What you need to do:
Whenever a line of the data below holds the string "label", copy that line.

Excerpted records section start

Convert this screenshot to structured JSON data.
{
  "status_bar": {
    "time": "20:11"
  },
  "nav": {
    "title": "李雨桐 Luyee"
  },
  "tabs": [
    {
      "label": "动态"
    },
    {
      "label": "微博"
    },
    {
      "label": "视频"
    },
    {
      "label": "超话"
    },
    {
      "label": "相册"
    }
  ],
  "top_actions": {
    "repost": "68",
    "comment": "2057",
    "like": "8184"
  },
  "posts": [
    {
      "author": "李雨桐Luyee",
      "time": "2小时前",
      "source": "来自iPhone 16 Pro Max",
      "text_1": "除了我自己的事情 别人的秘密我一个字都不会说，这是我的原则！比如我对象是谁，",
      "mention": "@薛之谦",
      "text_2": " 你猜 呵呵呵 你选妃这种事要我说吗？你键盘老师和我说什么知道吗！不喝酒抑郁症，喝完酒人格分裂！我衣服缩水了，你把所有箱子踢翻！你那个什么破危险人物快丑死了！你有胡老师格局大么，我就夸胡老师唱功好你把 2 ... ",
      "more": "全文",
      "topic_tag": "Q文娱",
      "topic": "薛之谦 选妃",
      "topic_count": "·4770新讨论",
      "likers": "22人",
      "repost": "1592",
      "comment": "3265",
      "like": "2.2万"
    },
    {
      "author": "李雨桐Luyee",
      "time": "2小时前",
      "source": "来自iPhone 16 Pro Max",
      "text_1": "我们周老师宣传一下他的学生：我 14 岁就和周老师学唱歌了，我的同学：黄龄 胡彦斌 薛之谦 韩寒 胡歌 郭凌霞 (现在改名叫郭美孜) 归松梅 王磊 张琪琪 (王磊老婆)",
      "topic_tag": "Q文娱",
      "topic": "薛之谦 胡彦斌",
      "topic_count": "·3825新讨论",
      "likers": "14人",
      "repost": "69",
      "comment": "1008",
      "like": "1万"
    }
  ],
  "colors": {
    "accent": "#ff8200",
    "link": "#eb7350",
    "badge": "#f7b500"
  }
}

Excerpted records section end

Task solution:
      "label": "动态"
      "label": "微博"
      "label": "视频"
      "label": "超话"
      "label": "相册"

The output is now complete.